TASK BRIEF: Your answer should be each line of the entries that contains the word "Timesheets", copied in full.
........
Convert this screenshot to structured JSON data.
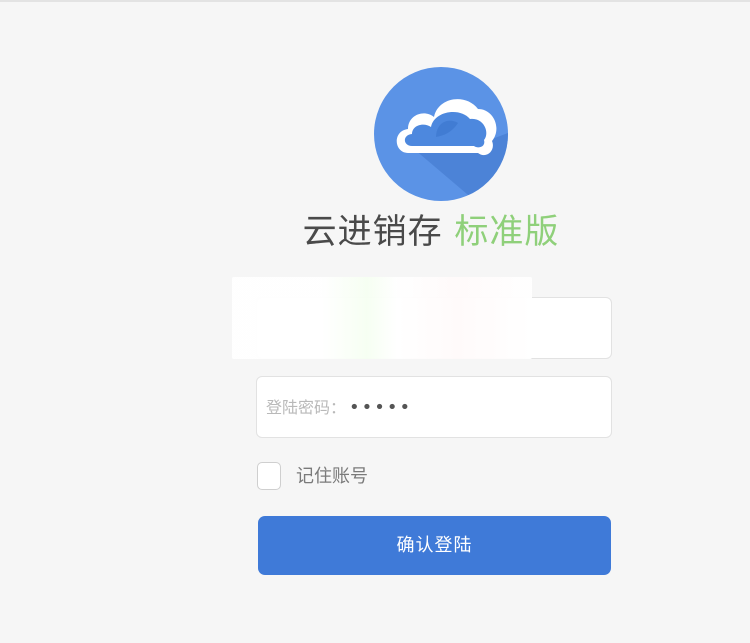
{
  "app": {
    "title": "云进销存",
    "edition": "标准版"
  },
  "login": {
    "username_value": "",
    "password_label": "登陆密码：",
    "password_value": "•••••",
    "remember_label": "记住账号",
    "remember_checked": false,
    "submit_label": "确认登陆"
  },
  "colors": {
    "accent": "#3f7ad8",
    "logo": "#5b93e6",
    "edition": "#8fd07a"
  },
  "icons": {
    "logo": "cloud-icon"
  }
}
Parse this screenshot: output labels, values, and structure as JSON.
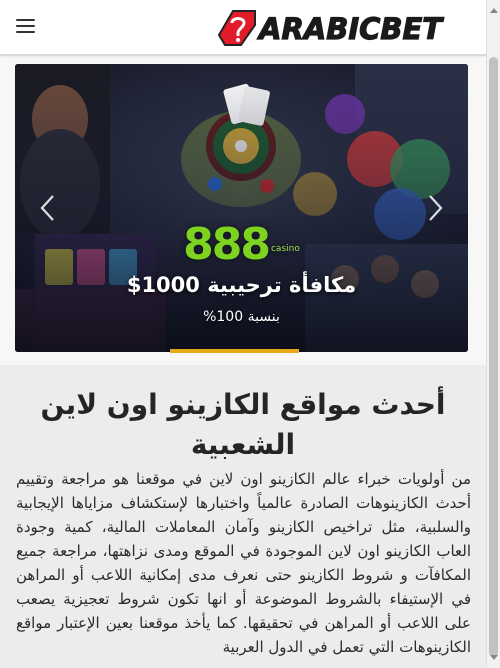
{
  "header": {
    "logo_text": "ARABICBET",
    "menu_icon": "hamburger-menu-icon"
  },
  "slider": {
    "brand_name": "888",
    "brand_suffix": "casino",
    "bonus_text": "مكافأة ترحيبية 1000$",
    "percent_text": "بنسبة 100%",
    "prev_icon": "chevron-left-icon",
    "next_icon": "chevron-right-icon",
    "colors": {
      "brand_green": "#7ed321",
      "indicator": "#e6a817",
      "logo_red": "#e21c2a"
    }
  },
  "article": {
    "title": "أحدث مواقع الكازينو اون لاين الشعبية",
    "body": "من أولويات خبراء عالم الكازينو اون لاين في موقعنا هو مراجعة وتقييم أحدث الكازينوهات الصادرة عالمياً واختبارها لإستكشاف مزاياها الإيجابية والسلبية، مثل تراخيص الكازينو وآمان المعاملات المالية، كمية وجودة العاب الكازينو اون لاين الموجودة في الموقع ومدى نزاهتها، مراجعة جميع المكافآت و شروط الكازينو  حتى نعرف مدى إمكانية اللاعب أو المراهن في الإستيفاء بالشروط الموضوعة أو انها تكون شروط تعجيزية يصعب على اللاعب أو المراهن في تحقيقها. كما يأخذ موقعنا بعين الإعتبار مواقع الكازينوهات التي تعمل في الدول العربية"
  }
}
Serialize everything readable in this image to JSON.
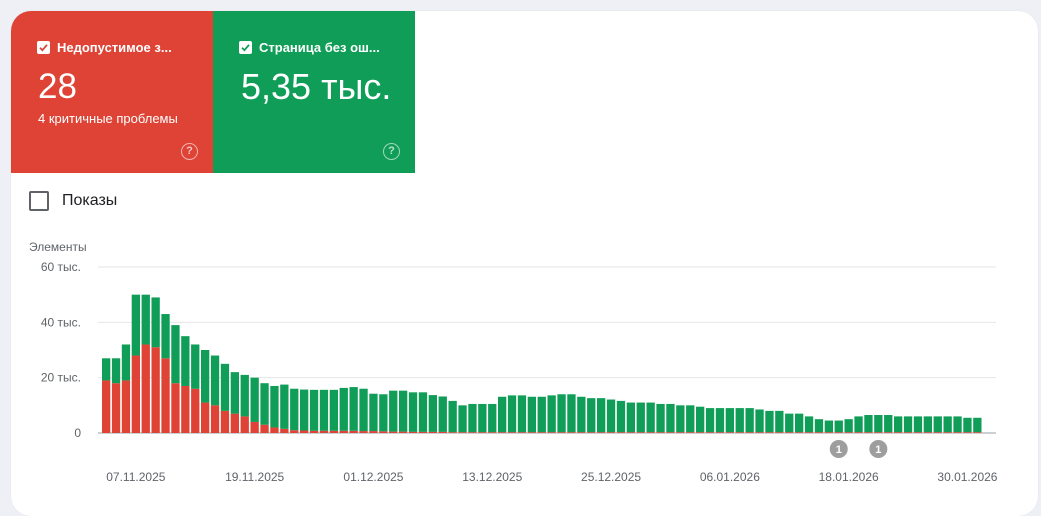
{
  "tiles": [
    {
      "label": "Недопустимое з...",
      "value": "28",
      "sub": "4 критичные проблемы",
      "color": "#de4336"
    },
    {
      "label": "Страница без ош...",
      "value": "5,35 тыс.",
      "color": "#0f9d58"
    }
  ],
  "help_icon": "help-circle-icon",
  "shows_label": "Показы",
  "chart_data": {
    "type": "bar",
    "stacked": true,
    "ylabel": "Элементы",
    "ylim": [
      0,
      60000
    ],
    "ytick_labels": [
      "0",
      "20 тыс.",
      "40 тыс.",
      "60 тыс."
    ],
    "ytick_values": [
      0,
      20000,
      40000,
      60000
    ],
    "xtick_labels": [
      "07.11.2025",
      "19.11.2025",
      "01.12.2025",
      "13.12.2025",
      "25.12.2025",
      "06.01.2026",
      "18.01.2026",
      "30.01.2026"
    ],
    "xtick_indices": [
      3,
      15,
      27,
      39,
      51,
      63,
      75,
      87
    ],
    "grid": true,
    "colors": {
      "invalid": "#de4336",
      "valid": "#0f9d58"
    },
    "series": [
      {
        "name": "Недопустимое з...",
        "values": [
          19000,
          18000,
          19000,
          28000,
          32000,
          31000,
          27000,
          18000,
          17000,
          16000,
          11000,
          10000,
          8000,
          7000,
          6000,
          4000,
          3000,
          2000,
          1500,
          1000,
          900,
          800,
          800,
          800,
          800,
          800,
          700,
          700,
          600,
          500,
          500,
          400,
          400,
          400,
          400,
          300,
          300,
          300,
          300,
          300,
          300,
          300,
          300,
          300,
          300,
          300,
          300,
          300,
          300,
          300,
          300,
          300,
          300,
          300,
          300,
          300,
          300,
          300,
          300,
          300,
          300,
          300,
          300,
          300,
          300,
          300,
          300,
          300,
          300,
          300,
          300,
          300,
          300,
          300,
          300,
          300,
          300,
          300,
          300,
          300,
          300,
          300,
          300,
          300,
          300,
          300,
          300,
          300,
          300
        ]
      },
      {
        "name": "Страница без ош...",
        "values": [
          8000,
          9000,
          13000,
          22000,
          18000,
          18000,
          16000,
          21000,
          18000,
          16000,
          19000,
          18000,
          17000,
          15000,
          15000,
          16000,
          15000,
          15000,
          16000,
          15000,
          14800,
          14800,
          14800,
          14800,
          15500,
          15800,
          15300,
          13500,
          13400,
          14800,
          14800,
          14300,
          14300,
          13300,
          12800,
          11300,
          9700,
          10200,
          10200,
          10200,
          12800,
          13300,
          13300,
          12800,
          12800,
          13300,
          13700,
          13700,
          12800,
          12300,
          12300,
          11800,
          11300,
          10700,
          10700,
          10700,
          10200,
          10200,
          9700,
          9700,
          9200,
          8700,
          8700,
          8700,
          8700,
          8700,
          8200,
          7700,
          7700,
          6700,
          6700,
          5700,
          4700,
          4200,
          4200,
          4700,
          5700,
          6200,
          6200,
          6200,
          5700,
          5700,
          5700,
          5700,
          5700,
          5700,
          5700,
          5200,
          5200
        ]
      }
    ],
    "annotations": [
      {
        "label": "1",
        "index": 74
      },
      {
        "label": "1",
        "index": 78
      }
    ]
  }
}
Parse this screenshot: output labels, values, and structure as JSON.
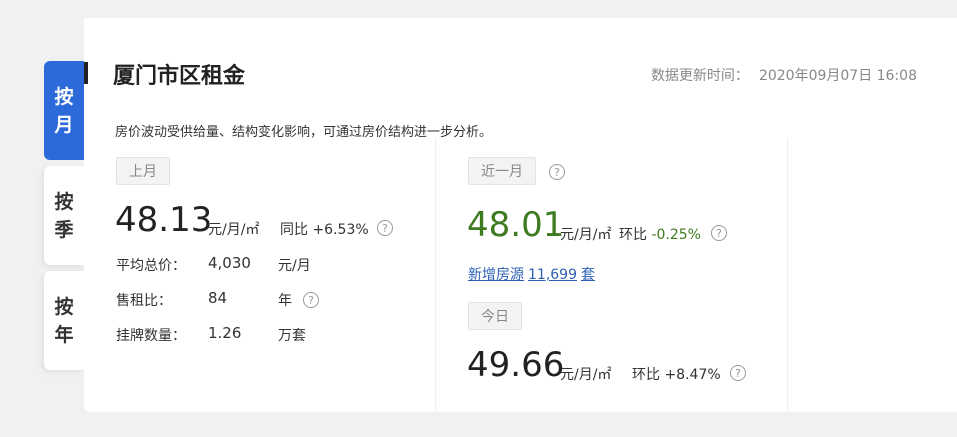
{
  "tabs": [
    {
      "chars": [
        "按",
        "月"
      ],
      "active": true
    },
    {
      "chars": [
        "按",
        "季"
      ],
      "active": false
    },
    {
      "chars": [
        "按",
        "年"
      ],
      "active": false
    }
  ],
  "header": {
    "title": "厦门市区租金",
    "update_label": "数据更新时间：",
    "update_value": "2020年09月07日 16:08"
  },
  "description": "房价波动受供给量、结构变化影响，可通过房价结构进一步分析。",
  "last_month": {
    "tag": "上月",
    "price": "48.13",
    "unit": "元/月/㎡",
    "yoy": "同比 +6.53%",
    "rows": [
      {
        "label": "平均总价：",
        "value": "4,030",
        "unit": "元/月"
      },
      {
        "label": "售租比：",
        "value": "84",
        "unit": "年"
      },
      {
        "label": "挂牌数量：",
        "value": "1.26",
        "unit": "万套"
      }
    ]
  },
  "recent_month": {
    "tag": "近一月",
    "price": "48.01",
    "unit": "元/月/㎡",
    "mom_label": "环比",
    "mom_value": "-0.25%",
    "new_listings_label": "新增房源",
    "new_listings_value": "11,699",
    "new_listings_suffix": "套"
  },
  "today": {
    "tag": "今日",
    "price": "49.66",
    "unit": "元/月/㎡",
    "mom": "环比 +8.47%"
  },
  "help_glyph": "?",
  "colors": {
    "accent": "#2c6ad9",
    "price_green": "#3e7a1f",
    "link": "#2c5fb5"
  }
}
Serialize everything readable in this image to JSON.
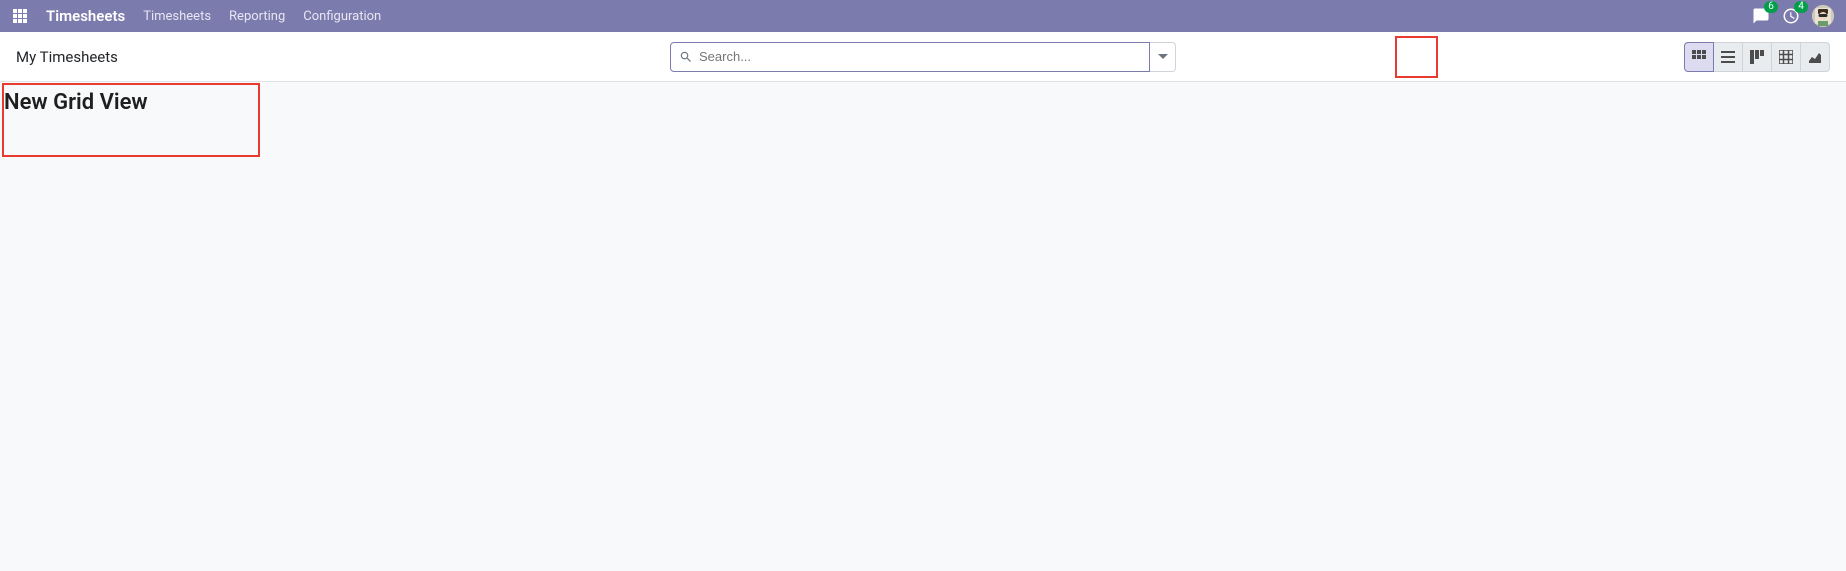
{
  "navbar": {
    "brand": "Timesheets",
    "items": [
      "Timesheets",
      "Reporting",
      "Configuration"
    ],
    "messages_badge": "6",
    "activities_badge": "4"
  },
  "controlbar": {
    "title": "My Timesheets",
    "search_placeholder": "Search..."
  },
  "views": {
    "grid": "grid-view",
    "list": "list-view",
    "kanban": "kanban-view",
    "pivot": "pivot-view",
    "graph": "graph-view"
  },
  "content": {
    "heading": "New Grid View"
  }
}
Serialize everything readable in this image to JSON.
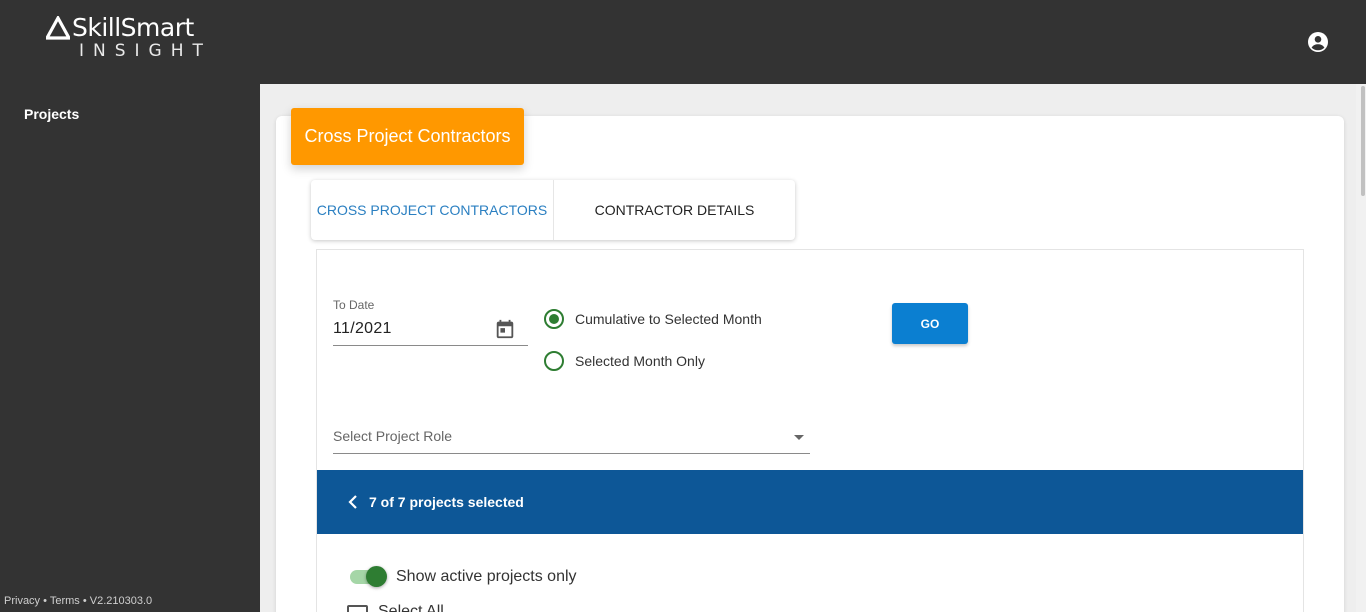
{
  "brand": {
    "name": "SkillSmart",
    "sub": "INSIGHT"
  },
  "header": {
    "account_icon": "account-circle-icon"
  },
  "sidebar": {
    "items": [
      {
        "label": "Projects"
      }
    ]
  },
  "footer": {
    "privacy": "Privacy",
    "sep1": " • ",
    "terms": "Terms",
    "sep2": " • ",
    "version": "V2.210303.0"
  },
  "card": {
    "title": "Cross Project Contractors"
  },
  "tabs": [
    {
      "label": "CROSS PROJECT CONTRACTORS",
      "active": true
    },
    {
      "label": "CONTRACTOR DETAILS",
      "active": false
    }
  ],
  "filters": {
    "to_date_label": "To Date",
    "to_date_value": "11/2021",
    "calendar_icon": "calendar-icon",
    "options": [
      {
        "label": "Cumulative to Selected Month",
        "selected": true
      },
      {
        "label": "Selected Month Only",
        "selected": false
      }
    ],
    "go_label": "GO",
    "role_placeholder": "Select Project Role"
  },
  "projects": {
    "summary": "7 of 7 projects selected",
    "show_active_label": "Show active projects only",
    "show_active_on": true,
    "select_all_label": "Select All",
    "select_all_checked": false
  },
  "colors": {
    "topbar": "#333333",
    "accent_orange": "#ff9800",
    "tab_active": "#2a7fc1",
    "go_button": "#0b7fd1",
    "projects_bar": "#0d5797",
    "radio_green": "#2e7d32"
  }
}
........
RESPONSE FOR THIS EXERCISE:
    "brand": "Timesheets",
      "Timesheets",
    "title": "My Timesheets",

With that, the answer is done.